I'm analyzing composition techniques in the music of the older Zelda games. I'm really trying to understand the decisions these composers make when writing these tunes. For example, in Oracle of Ages, the Crown Dungeon has a song which I find interesting, https://youtu.be/n-4Wd9z-sXM
It has very chromatic harmony. The upper register harmonies are mostly minor and major 3rds. But the monophonic bassline ostinato tends to create minor, major and augmented triads when combined with the upper registers, with a few ambiguous chord clusters here and there. How do they come up with this stuff? What type of music does this tune and era reflect most? Classical, jazz? I'd like to learn to write stuff like this.

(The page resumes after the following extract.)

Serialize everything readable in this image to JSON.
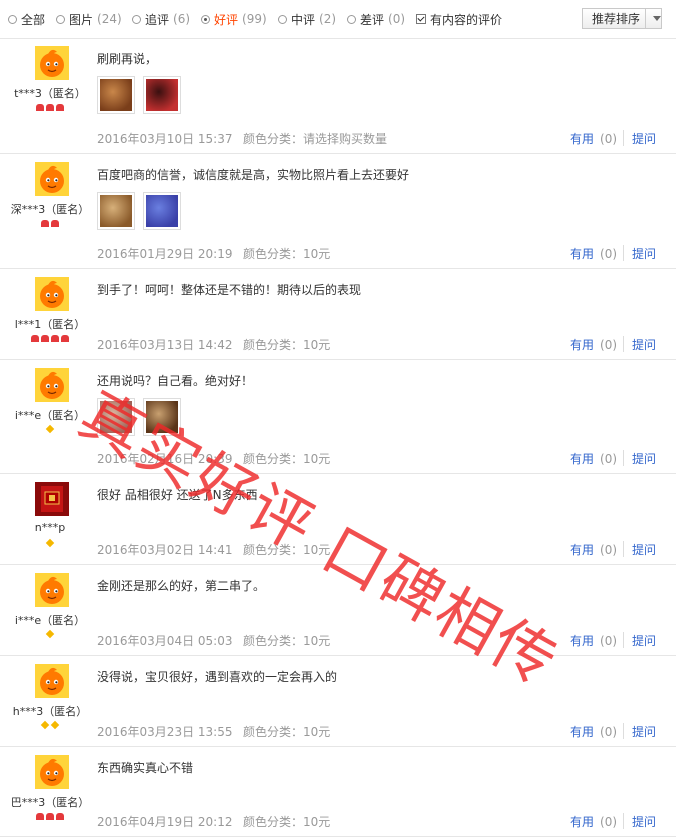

Another tune is the final level of the 1st Zelda. This one seems more complex to analyze. https://youtu.be/m-DAsdX82O0
The upper registers and monophonic bassline separately are pretty simple. The upper registers I believe is all Augmented 4ths, tritone. Yet combined with the repeating bassline they collide in interesting ways to create more complex harmonies. The very first chord implied seems ambiguous, 1st result on the Piano Companion app is C Major 7 sus4, obviously in the song it's missing a fifth. The melody jumps around and "resolves" on a diminished chord. This is the first 4 seconds of the song.
Then the motif repeats, with the only change being the bassline dropping a semitone. But the harmonic consequences are astounding to me. The bassline does a unison with one of the upper register's notes, kind of emphasizing that tritone sound, perhaps even resolving some of the tension and confusion caused within the previous 4 seconds. Then the melody jumps around, landing on and "resolving" to B7, fifth omitted. Something Koji Kondo likes to do in some of his other dungeon music, he will have diminished harmonies that seem to find some resolution in Dominant 7th harmony.
So is this influenced from late Classical or Jazz? Maybe somebody out there has something to add to help me understand this style of composition better. Maybe you know of similar techniques that composers have used. I'm really interested in how this atonal stuff can still sound good even without the the familiar chords and progression of tonal music. Thanks everyone.